◆ EXERCISE INSTRUCTIONS
Retype the entries below word for word, leaving none out.

[Excerpts from an interface dataset]

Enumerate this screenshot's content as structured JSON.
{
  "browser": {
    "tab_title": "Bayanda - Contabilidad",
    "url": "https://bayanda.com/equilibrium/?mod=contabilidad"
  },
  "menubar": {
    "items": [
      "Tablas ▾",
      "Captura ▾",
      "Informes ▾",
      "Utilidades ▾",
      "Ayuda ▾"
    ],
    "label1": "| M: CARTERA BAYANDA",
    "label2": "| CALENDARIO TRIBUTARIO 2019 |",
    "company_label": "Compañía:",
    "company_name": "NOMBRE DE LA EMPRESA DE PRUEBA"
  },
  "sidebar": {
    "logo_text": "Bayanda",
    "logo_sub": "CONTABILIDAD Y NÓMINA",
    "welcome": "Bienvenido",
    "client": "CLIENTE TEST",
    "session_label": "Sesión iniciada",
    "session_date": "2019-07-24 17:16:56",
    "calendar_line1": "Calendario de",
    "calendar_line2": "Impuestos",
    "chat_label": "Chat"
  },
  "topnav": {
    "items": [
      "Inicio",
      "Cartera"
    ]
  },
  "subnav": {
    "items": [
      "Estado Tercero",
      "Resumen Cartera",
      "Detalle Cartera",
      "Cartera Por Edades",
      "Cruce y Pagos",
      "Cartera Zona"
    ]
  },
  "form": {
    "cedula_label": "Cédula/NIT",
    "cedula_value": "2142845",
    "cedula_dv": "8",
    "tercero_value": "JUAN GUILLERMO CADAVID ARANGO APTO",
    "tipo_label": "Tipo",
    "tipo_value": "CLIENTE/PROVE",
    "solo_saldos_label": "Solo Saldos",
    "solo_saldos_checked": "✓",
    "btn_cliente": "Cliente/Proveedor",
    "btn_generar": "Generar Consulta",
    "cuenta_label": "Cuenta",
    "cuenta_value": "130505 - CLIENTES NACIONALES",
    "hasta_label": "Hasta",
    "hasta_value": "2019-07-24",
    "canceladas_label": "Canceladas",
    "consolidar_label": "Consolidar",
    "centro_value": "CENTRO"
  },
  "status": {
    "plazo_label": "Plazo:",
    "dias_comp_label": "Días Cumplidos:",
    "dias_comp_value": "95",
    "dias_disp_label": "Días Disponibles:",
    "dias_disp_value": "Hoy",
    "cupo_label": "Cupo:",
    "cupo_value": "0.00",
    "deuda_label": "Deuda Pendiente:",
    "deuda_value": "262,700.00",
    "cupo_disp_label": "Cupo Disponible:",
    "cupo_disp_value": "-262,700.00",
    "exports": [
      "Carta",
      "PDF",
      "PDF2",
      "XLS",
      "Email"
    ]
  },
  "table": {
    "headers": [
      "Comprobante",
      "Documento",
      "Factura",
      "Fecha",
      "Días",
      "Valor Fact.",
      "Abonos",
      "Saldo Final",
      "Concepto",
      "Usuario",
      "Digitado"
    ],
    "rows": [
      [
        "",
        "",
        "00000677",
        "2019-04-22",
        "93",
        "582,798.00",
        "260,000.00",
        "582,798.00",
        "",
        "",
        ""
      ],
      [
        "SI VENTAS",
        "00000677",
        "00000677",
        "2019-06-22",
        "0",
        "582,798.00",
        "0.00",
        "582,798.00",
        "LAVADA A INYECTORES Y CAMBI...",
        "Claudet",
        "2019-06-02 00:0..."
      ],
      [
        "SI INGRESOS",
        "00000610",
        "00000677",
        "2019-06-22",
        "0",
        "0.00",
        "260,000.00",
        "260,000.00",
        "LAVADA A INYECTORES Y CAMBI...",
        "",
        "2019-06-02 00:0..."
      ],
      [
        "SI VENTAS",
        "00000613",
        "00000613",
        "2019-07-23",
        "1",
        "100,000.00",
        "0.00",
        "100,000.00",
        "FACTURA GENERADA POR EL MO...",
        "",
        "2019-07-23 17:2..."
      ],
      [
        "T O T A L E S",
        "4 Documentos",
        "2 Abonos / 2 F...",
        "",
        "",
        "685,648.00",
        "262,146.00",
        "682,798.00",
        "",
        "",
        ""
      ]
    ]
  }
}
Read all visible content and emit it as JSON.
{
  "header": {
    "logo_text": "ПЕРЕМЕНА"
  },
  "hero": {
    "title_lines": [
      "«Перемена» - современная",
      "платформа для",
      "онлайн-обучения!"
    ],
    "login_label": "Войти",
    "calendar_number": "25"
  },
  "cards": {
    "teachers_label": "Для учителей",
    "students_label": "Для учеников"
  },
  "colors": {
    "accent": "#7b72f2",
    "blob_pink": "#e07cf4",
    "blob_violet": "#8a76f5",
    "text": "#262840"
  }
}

◆ YOUR SOLUTION
Enumerate this screenshot's content as structured JSON.
{
  "browser": {
    "tab_title": "Bayanda - Contabilidad",
    "url": "https://bayanda.com/equilibrium/?mod=contabilidad"
  },
  "menubar": {
    "items": [
      "Tablas ▾",
      "Captura ▾",
      "Informes ▾",
      "Utilidades ▾",
      "Ayuda ▾"
    ],
    "label1": "| M: CARTERA BAYANDA",
    "label2": "| CALENDARIO TRIBUTARIO 2019 |",
    "company_label": "Compañía:",
    "company_name": "NOMBRE DE LA EMPRESA DE PRUEBA"
  },
  "sidebar": {
    "logo_text": "Bayanda",
    "logo_sub": "CONTABILIDAD Y NÓMINA",
    "welcome": "Bienvenido",
    "client": "CLIENTE TEST",
    "session_label": "Sesión iniciada",
    "session_date": "2019-07-24 17:16:56",
    "calendar_line1": "Calendario de",
    "calendar_line2": "Impuestos",
    "chat_label": "Chat"
  },
  "topnav": {
    "items": [
      "Inicio",
      "Cartera"
    ]
  },
  "subnav": {
    "items": [
      "Estado Tercero",
      "Resumen Cartera",
      "Detalle Cartera",
      "Cartera Por Edades",
      "Cruce y Pagos",
      "Cartera Zona"
    ]
  },
  "form": {
    "cedula_label": "Cédula/NIT",
    "cedula_value": "2142845",
    "cedula_dv": "8",
    "tercero_value": "JUAN GUILLERMO CADAVID ARANGO APTO",
    "tipo_label": "Tipo",
    "tipo_value": "CLIENTE/PROVE",
    "solo_saldos_label": "Solo Saldos",
    "solo_saldos_checked": "✓",
    "btn_cliente": "Cliente/Proveedor",
    "btn_generar": "Generar Consulta",
    "cuenta_label": "Cuenta",
    "cuenta_value": "130505 - CLIENTES NACIONALES",
    "hasta_label": "Hasta",
    "hasta_value": "2019-07-24",
    "canceladas_label": "Canceladas",
    "consolidar_label": "Consolidar",
    "centro_value": "CENTRO"
  },
  "status": {
    "plazo_label": "Plazo:",
    "dias_comp_label": "Días Cumplidos:",
    "dias_comp_value": "95",
    "dias_disp_label": "Días Disponibles:",
    "dias_disp_value": "Hoy",
    "cupo_label": "Cupo:",
    "cupo_value": "0.00",
    "deuda_label": "Deuda Pendiente:",
    "deuda_value": "262,700.00",
    "cupo_disp_label": "Cupo Disponible:",
    "cupo_disp_value": "-262,700.00",
    "exports": [
      "Carta",
      "PDF",
      "PDF2",
      "XLS",
      "Email"
    ]
  },
  "table": {
    "headers": [
      "Comprobante",
      "Documento",
      "Factura",
      "Fecha",
      "Días",
      "Valor Fact.",
      "Abonos",
      "Saldo Final",
      "Concepto",
      "Usuario",
      "Digitado"
    ],
    "rows": [
      [
        "",
        "",
        "00000677",
        "2019-04-22",
        "93",
        "582,798.00",
        "260,000.00",
        "582,798.00",
        "",
        "",
        ""
      ],
      [
        "SI VENTAS",
        "00000677",
        "00000677",
        "2019-06-22",
        "0",
        "582,798.00",
        "0.00",
        "582,798.00",
        "LAVADA A INYECTORES Y CAMBI...",
        "Claudet",
        "2019-06-02 00:0..."
      ],
      [
        "SI INGRESOS",
        "00000610",
        "00000677",
        "2019-06-22",
        "0",
        "0.00",
        "260,000.00",
        "260,000.00",
        "LAVADA A INYECTORES Y CAMBI...",
        "",
        "2019-06-02 00:0..."
      ],
      [
        "SI VENTAS",
        "00000613",
        "00000613",
        "2019-07-23",
        "1",
        "100,000.00",
        "0.00",
        "100,000.00",
        "FACTURA GENERADA POR EL MO...",
        "",
        "2019-07-23 17:2..."
      ],
      [
        "T O T A L E S",
        "4 Documentos",
        "2 Abonos / 2 F...",
        "",
        "",
        "685,648.00",
        "262,146.00",
        "682,798.00",
        "",
        "",
        ""
      ]
    ]
  }
}
Read all visible content and emit it as JSON.
{
  "header": {
    "logo_text": "ПЕРЕМЕНА"
  },
  "hero": {
    "title_lines": [
      "«Перемена» - современная",
      "платформа для",
      "онлайн-обучения!"
    ],
    "login_label": "Войти",
    "calendar_number": "25"
  },
  "cards": {
    "teachers_label": "Для учителей",
    "students_label": "Для учеников"
  },
  "colors": {
    "accent": "#7b72f2",
    "blob_pink": "#e07cf4",
    "blob_violet": "#8a76f5",
    "text": "#262840"
  }
}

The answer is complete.